• [SOURCE RECORDS]
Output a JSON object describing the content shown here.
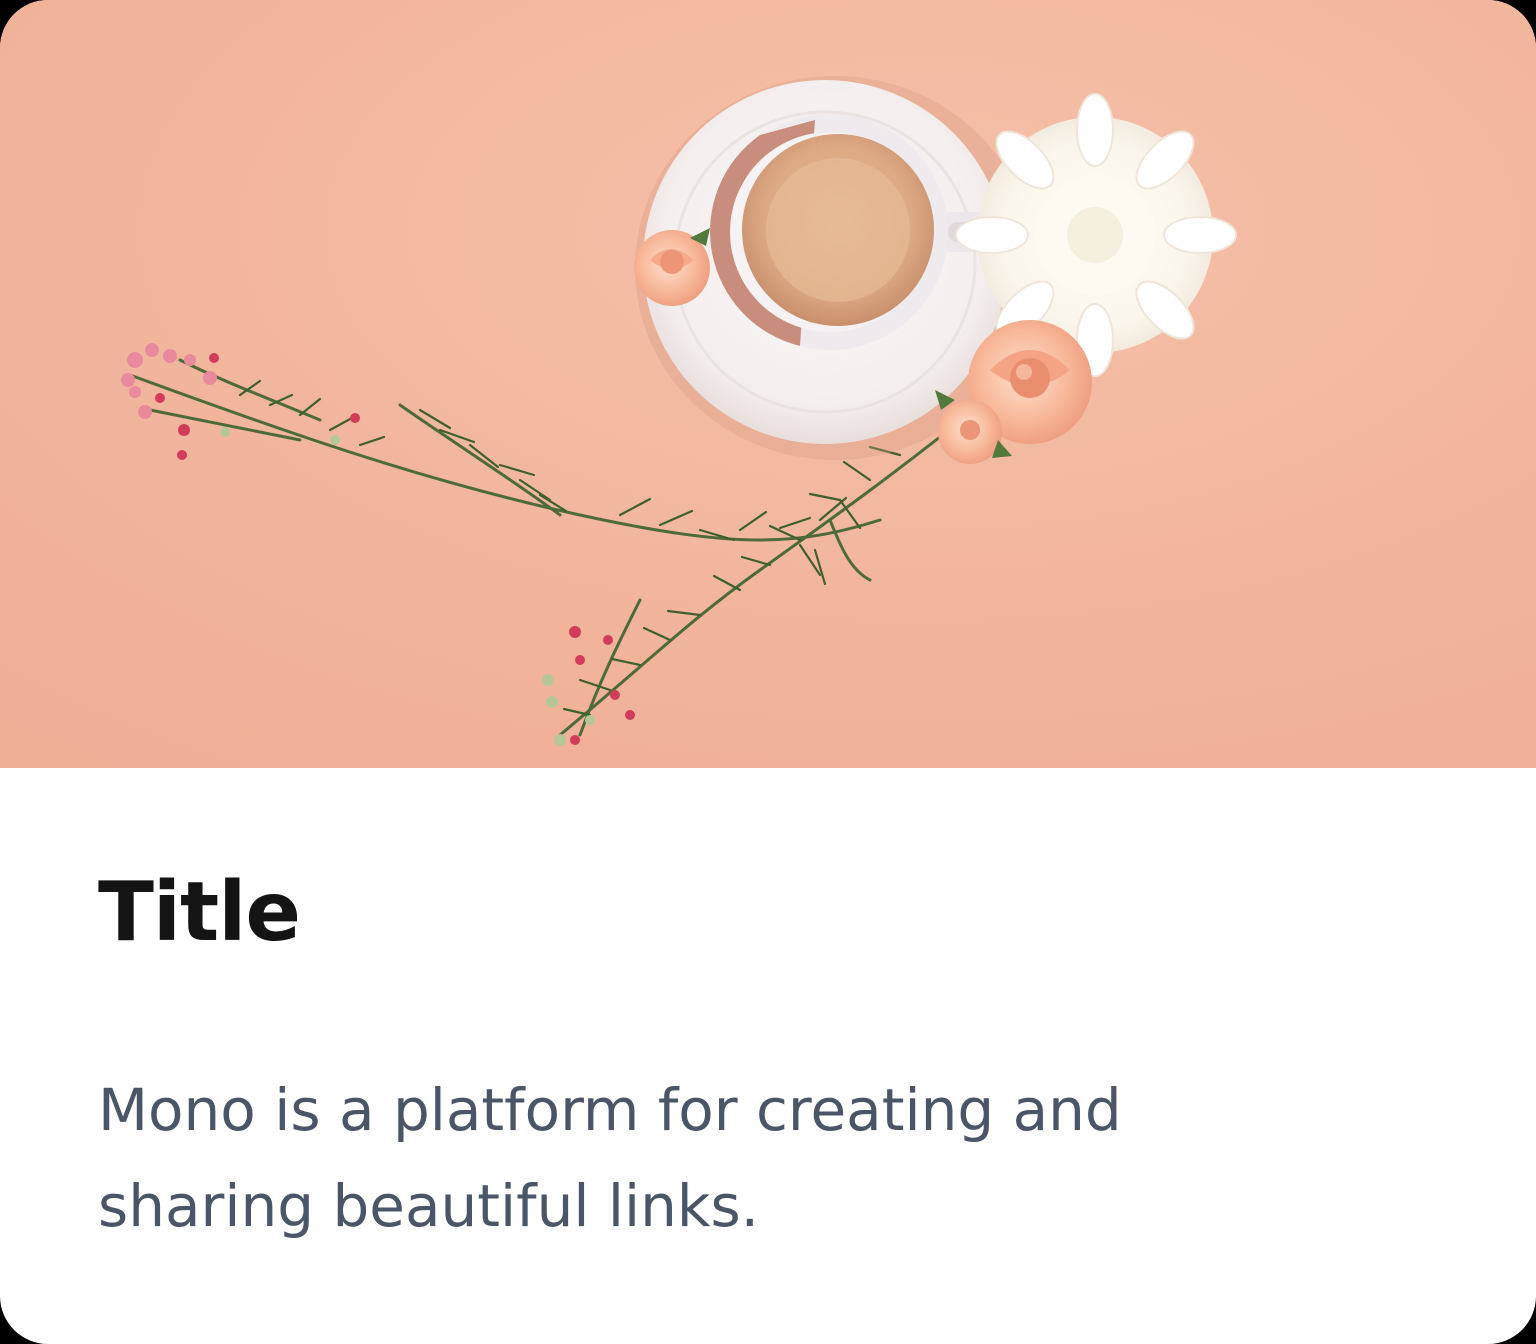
{
  "card": {
    "image_alt": "Coffee cup on a saucer with flowers on a peach background",
    "title": "Title",
    "description": "Mono is a platform for creating and sharing beautiful links."
  },
  "colors": {
    "background": "#f2b8a0",
    "card": "#ffffff",
    "title": "#141414",
    "description": "#4a5567"
  }
}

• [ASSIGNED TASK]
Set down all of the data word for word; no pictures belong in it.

• [YOUR SOLUTION]
Output a JSON object describing the content shown here.
{
  "card": {
    "image_alt": "Coffee cup on a saucer with flowers on a peach background",
    "title": "Title",
    "description": "Mono is a platform for creating and sharing beautiful links."
  },
  "colors": {
    "background": "#f2b8a0",
    "card": "#ffffff",
    "title": "#141414",
    "description": "#4a5567"
  }
}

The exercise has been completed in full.